However, due to the rise of ideologies such as capitalism and communism and differences in technology development have significantly influenced the GDP share over the past 150 years.

Nowadays, thanks to IT that allows high propagation of technologies, as well as the commingling of ideologies, the GDP share is moving back to what it had been before the Industrial Revolution.

Slide1small.jpg

I ran into Loic at MIPTV in Cannes where I was giving a talk about Creative Commons. MIPTV is "The World's Audiovisual and Digital Content Market" attended by television and mobile phone content industry people. When we were walking along the beach, Loic did a video interview. I got a bit carried away and blunt in the interview. ;-) Apologies for being a bit rude to the champagne-drinking participants of the meeting.

The conference was focused on commercial content so I was talking mostly about CC in the context of marketing. Obviously, there are many other reasons for CC including free culture, open courseware, research, etc.

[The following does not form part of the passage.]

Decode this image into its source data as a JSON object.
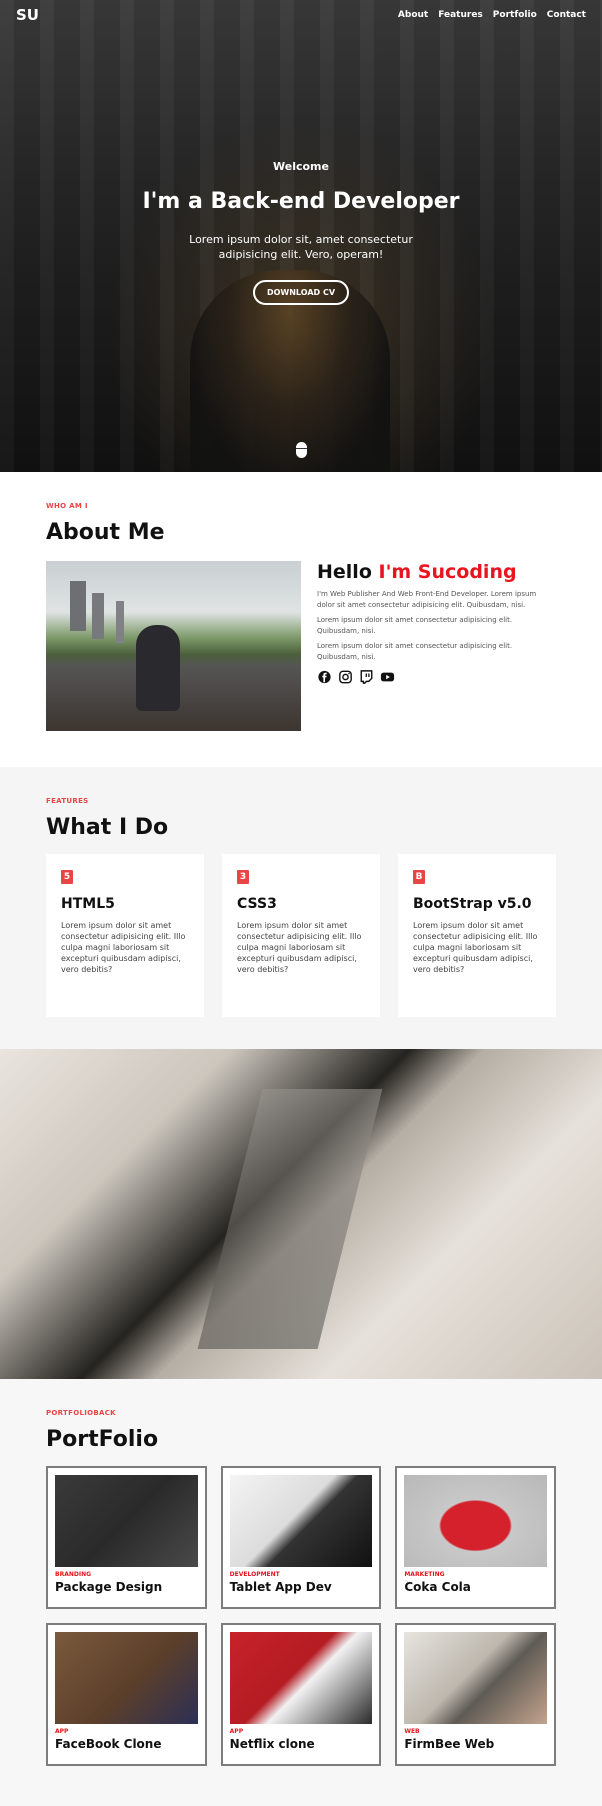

Shinsei Bank, one of great success stories in Japan, has always been an example of how legacy companies in Japan can be turned around with good management and smart methods. The "methods" include a great deal of innovation towards simplicity by one of my heros Jay Dvivedi. Jay has been evangelizing his approach to IT which uses mostly open Internet, small, off-the-shelf components and a way of breaking complexity into small pieces. I've sent a number of my friends to Jay to have him share his inspiration, but the methods are so different that understanding and believing that they work often takes more than just a conference room meeting.

We had been discussing various way to try to share these ideas. Virginia A. Fuller and David Upton wrote a case for the Harvard Business Review, which is great, but alas is available only to those with permission to read the HBR.

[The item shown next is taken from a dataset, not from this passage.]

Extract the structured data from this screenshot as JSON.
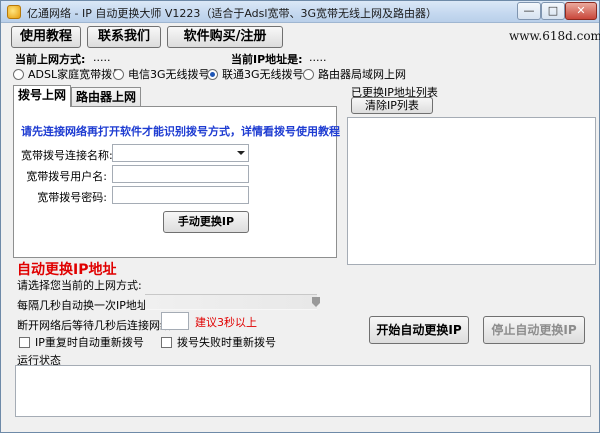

We came up with the idea to release the methods under a CC license and to try to support universities to create open courseware based on these methods. Jay and I met with the president of the bank, Thierry Porté. He liked the idea and told us to move forward. (Video of Thierry Porté and me on YouTube) This week, the Indian Institute of Technology Kanpur announced that it would work with Shinsei Bank to develop courseware based on Shinsei Bank's methods and license them under a CC license.

We are working on other universities as well.

I think that the idea of companies sharing the business practices and methods in the form of courseware is a big win for everyone. It establishes them as the domain experts, allows outsiders to validate and contribute to the methods and helps make any universally applicable "upgrades" become part of common practice very quickly. It allows directly feedback and fast iteration. I think that there will always be a place for business schools and academic rigor, but the Internet-like "rough consensus/running code" style of interaction is much more likely to happen through collaborative courseware development than through just cases analysis.